*Listed records:*
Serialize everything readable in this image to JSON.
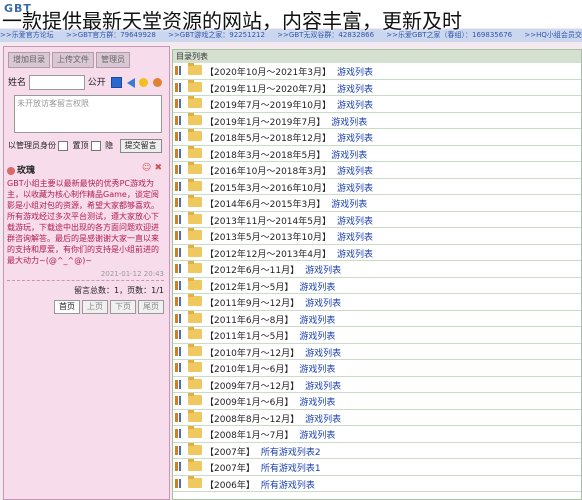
{
  "header": {
    "logo": "GBT",
    "overlay_caption": "一款提供最新天堂资源的网站，内容丰富，更新及时"
  },
  "ticker": [
    ">>乐爱官方论坛",
    ">>GBT官方群：79649928",
    ">>GBT游戏之家：92251212",
    ">>GBT无双谷群：42832866",
    ">>乐爱GBT之家（春组）：169835676",
    ">>HQ小组会员交流1群"
  ],
  "left_panel": {
    "buttons": [
      "增加目录",
      "上传文件",
      "管理员"
    ],
    "name_label": "姓名",
    "public_label": "公开",
    "textarea_placeholder": "未开放访客留言权限",
    "admin_label": "以管理员身份",
    "top_label": "置顶",
    "hide_label": "隐",
    "submit_label": "提交留言",
    "message": {
      "author": "玫瑰",
      "body": "GBT小组主要以最新最快的优秀PC游戏为主，以收藏为核心制作精品Game，谈定阅影是小组对包的资源，希望大家都够喜欢。所有游戏经过多次平台测试，遵大家放心下载游玩，下载途中出现的各方面问题欢迎进群咨询解答。最后的是感谢谢大家一直以来的支持和厚爱，有你们的支持是小组前进的最大动力~(@^_^@)~",
      "time": "2021-01-12 20:43"
    },
    "counts": "留言总数：1，页数：1/1",
    "pager": [
      "首页",
      "上页",
      "下页",
      "尾页"
    ]
  },
  "file_list": {
    "header": "目录列表",
    "rows": [
      {
        "period": "【2020年10月～2021年3月】",
        "label": "游戏列表"
      },
      {
        "period": "【2019年11月～2020年7月】",
        "label": "游戏列表"
      },
      {
        "period": "【2019年7月～2019年10月】",
        "label": "游戏列表"
      },
      {
        "period": "【2019年1月～2019年7月】",
        "label": "游戏列表"
      },
      {
        "period": "【2018年5月～2018年12月】",
        "label": "游戏列表"
      },
      {
        "period": "【2018年3月～2018年5月】",
        "label": "游戏列表"
      },
      {
        "period": "【2016年10月～2018年3月】",
        "label": "游戏列表"
      },
      {
        "period": "【2015年3月～2016年10月】",
        "label": "游戏列表"
      },
      {
        "period": "【2014年6月～2015年3月】",
        "label": "游戏列表"
      },
      {
        "period": "【2013年11月～2014年5月】",
        "label": "游戏列表"
      },
      {
        "period": "【2013年5月～2013年10月】",
        "label": "游戏列表"
      },
      {
        "period": "【2012年12月～2013年4月】",
        "label": "游戏列表"
      },
      {
        "period": "【2012年6月～11月】",
        "label": "游戏列表"
      },
      {
        "period": "【2012年1月～5月】",
        "label": "游戏列表"
      },
      {
        "period": "【2011年9月～12月】",
        "label": "游戏列表"
      },
      {
        "period": "【2011年6月～8月】",
        "label": "游戏列表"
      },
      {
        "period": "【2011年1月～5月】",
        "label": "游戏列表"
      },
      {
        "period": "【2010年7月～12月】",
        "label": "游戏列表"
      },
      {
        "period": "【2010年1月～6月】",
        "label": "游戏列表"
      },
      {
        "period": "【2009年7月～12月】",
        "label": "游戏列表"
      },
      {
        "period": "【2009年1月～6月】",
        "label": "游戏列表"
      },
      {
        "period": "【2008年8月～12月】",
        "label": "游戏列表"
      },
      {
        "period": "【2008年1月～7月】",
        "label": "游戏列表"
      },
      {
        "period": "【2007年】",
        "label": "所有游戏列表2"
      },
      {
        "period": "【2007年】",
        "label": "所有游戏列表1"
      },
      {
        "period": "【2006年】",
        "label": "所有游戏列表"
      }
    ]
  }
}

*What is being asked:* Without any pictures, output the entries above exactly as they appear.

*Output for this exercise:*
Serialize everything readable in this image to JSON.
{
  "header": {
    "logo": "GBT",
    "overlay_caption": "一款提供最新天堂资源的网站，内容丰富，更新及时"
  },
  "ticker": [
    ">>乐爱官方论坛",
    ">>GBT官方群：79649928",
    ">>GBT游戏之家：92251212",
    ">>GBT无双谷群：42832866",
    ">>乐爱GBT之家（春组）：169835676",
    ">>HQ小组会员交流1群"
  ],
  "left_panel": {
    "buttons": [
      "增加目录",
      "上传文件",
      "管理员"
    ],
    "name_label": "姓名",
    "public_label": "公开",
    "textarea_placeholder": "未开放访客留言权限",
    "admin_label": "以管理员身份",
    "top_label": "置顶",
    "hide_label": "隐",
    "submit_label": "提交留言",
    "message": {
      "author": "玫瑰",
      "body": "GBT小组主要以最新最快的优秀PC游戏为主，以收藏为核心制作精品Game，谈定阅影是小组对包的资源，希望大家都够喜欢。所有游戏经过多次平台测试，遵大家放心下载游玩，下载途中出现的各方面问题欢迎进群咨询解答。最后的是感谢谢大家一直以来的支持和厚爱，有你们的支持是小组前进的最大动力~(@^_^@)~",
      "time": "2021-01-12 20:43"
    },
    "counts": "留言总数：1，页数：1/1",
    "pager": [
      "首页",
      "上页",
      "下页",
      "尾页"
    ]
  },
  "file_list": {
    "header": "目录列表",
    "rows": [
      {
        "period": "【2020年10月～2021年3月】",
        "label": "游戏列表"
      },
      {
        "period": "【2019年11月～2020年7月】",
        "label": "游戏列表"
      },
      {
        "period": "【2019年7月～2019年10月】",
        "label": "游戏列表"
      },
      {
        "period": "【2019年1月～2019年7月】",
        "label": "游戏列表"
      },
      {
        "period": "【2018年5月～2018年12月】",
        "label": "游戏列表"
      },
      {
        "period": "【2018年3月～2018年5月】",
        "label": "游戏列表"
      },
      {
        "period": "【2016年10月～2018年3月】",
        "label": "游戏列表"
      },
      {
        "period": "【2015年3月～2016年10月】",
        "label": "游戏列表"
      },
      {
        "period": "【2014年6月～2015年3月】",
        "label": "游戏列表"
      },
      {
        "period": "【2013年11月～2014年5月】",
        "label": "游戏列表"
      },
      {
        "period": "【2013年5月～2013年10月】",
        "label": "游戏列表"
      },
      {
        "period": "【2012年12月～2013年4月】",
        "label": "游戏列表"
      },
      {
        "period": "【2012年6月～11月】",
        "label": "游戏列表"
      },
      {
        "period": "【2012年1月～5月】",
        "label": "游戏列表"
      },
      {
        "period": "【2011年9月～12月】",
        "label": "游戏列表"
      },
      {
        "period": "【2011年6月～8月】",
        "label": "游戏列表"
      },
      {
        "period": "【2011年1月～5月】",
        "label": "游戏列表"
      },
      {
        "period": "【2010年7月～12月】",
        "label": "游戏列表"
      },
      {
        "period": "【2010年1月～6月】",
        "label": "游戏列表"
      },
      {
        "period": "【2009年7月～12月】",
        "label": "游戏列表"
      },
      {
        "period": "【2009年1月～6月】",
        "label": "游戏列表"
      },
      {
        "period": "【2008年8月～12月】",
        "label": "游戏列表"
      },
      {
        "period": "【2008年1月～7月】",
        "label": "游戏列表"
      },
      {
        "period": "【2007年】",
        "label": "所有游戏列表2"
      },
      {
        "period": "【2007年】",
        "label": "所有游戏列表1"
      },
      {
        "period": "【2006年】",
        "label": "所有游戏列表"
      }
    ]
  }
}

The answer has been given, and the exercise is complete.